Exercise aim
The whole listing is to be printed again exactly.

Data provided
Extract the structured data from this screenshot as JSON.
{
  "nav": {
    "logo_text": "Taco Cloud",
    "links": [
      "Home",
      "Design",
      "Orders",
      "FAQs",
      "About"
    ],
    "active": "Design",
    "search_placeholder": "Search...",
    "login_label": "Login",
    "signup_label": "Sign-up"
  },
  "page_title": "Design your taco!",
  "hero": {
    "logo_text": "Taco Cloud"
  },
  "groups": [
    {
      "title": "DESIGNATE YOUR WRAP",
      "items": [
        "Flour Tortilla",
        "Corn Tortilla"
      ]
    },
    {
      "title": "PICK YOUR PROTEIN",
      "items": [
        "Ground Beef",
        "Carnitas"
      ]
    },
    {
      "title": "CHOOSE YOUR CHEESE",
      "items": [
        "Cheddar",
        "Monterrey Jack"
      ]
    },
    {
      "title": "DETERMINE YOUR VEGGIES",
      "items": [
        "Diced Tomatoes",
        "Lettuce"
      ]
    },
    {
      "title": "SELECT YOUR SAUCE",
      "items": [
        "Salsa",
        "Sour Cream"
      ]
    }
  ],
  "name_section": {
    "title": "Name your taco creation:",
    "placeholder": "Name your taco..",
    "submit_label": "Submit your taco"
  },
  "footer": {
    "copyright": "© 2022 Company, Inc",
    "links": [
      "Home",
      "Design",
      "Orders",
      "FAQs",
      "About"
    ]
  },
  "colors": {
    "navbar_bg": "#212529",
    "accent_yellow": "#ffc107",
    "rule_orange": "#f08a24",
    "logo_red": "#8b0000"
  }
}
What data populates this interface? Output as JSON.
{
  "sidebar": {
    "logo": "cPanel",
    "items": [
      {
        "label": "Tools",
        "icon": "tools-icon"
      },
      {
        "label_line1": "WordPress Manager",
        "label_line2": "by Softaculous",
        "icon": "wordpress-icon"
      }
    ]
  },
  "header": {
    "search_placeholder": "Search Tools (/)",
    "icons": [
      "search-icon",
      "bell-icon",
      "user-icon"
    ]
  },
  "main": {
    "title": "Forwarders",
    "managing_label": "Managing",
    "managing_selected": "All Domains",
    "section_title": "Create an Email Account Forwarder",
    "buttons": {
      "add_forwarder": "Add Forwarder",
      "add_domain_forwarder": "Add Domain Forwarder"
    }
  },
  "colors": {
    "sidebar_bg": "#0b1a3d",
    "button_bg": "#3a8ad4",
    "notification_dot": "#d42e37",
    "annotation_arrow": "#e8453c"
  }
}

Your response
Extract the structured data from this screenshot as JSON.
{
  "nav": {
    "logo_text": "Taco Cloud",
    "links": [
      "Home",
      "Design",
      "Orders",
      "FAQs",
      "About"
    ],
    "active": "Design",
    "search_placeholder": "Search...",
    "login_label": "Login",
    "signup_label": "Sign-up"
  },
  "page_title": "Design your taco!",
  "hero": {
    "logo_text": "Taco Cloud"
  },
  "groups": [
    {
      "title": "DESIGNATE YOUR WRAP",
      "items": [
        "Flour Tortilla",
        "Corn Tortilla"
      ]
    },
    {
      "title": "PICK YOUR PROTEIN",
      "items": [
        "Ground Beef",
        "Carnitas"
      ]
    },
    {
      "title": "CHOOSE YOUR CHEESE",
      "items": [
        "Cheddar",
        "Monterrey Jack"
      ]
    },
    {
      "title": "DETERMINE YOUR VEGGIES",
      "items": [
        "Diced Tomatoes",
        "Lettuce"
      ]
    },
    {
      "title": "SELECT YOUR SAUCE",
      "items": [
        "Salsa",
        "Sour Cream"
      ]
    }
  ],
  "name_section": {
    "title": "Name your taco creation:",
    "placeholder": "Name your taco..",
    "submit_label": "Submit your taco"
  },
  "footer": {
    "copyright": "© 2022 Company, Inc",
    "links": [
      "Home",
      "Design",
      "Orders",
      "FAQs",
      "About"
    ]
  },
  "colors": {
    "navbar_bg": "#212529",
    "accent_yellow": "#ffc107",
    "rule_orange": "#f08a24",
    "logo_red": "#8b0000"
  }
}
What data populates this interface? Output as JSON.
{
  "sidebar": {
    "logo": "cPanel",
    "items": [
      {
        "label": "Tools",
        "icon": "tools-icon"
      },
      {
        "label_line1": "WordPress Manager",
        "label_line2": "by Softaculous",
        "icon": "wordpress-icon"
      }
    ]
  },
  "header": {
    "search_placeholder": "Search Tools (/)",
    "icons": [
      "search-icon",
      "bell-icon",
      "user-icon"
    ]
  },
  "main": {
    "title": "Forwarders",
    "managing_label": "Managing",
    "managing_selected": "All Domains",
    "section_title": "Create an Email Account Forwarder",
    "buttons": {
      "add_forwarder": "Add Forwarder",
      "add_domain_forwarder": "Add Domain Forwarder"
    }
  },
  "colors": {
    "sidebar_bg": "#0b1a3d",
    "button_bg": "#3a8ad4",
    "notification_dot": "#d42e37",
    "annotation_arrow": "#e8453c"
  }
}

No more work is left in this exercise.